Most North American investigations begin with information provided by the National Center for Missing & Exploited Children, a non-governmental agency based just outside of Washington, D.C.
With its cybertip line and partnerships with social media companies, NCMEC serves as a sort of clearing house.
When people stumble upon illicit material while browsing the web, they can either report it directly to the site where it was found or send it to a cybertip line. U.S.-based internet providers are obligated by law to pass those tips on to the agency, and NCMEC processes thousands of tips each day.
"We review the information that's provided, because we're in that clearing house role, and we provide information back out to [the appropriate] law enforcement," explains Lindsay Olson, executive director of NCMEC's exploited children division.
Last year, about 10,000 of the tips received by the agency involved images posted from Canadian IP addresses.
In one case last March, a social networking site sent an image and IP address to NCMEC, which was traced back to Canada. It was initially referred to the RCMP's National Child Exploitation Coordination Centre in Ottawa, which determined the IP address was based in St. Albert, Alta.
That's how it landed on the desk of Staff Sgt. Camp.
Camp won't go into detail about why the image stood out, but it was quickly flagged as a priority case. It took two months from that very first tip until arrest warrants were issued.
In early May, two school-aged children were taken from a St. Albert home and their parents charged. They had been abused for three years, Camp says.
"These children were allegedly sexually assaulted by their own father, in their own home, in an otherwise quiet and safe community of St. Albert."
New tools to aid police
While the social media era has meant a proliferation of illegal images, there are also growing efforts within the online community to crack down on child pornography and rescue those it exploits.
Major internet companies, which are increasingly finding themselves bombarded with illegal images, are fighting back through a technology called Photo DNA. Developed by Microsoft, it allows sites to instantly recognize and remove photographs that have previously been flagged as child porn.
Another emerging technology, called F1, is assisting sites in flagging offending video clips, even if only a small segment is posted.
Internationally, Project VIC is working to pull together all of these emerging technologies, in order to promote a standardized system of co-operation and sharing between agencies — a global network aimed at ending child sex abuse.
"What we've done with Project VIC is to get all those tools to talk in the same language, in a way that they can exchange data from one tool to another," says manager Richard Brown.
When local authorities uncover a trove of illicit images, they often spend hours combing through them independently. Project VIC hosts a database of known child porn images, each marked with its own digital fingerprint, allowing authorities to hone in on any newly created content — and identify if any children are at immediate risk, requiring an expedited response.

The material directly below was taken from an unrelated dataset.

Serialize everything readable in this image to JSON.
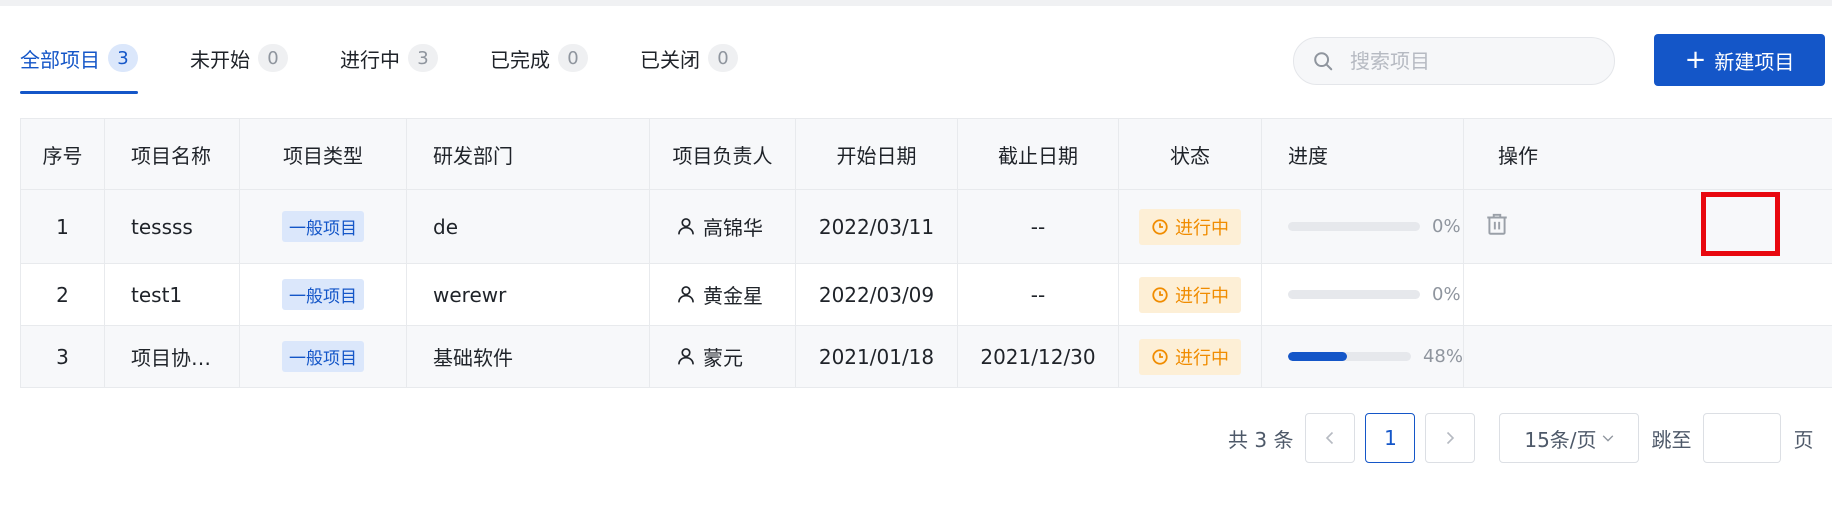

The group is currently working with Interpol and Europol, along with law enforcement in more than 25 countries, including Canada, the U.S., the U.K. and Australia.
That's why in this battle that's playing out online, police say reports from people who come across illegal images can be the most valuable ones of all.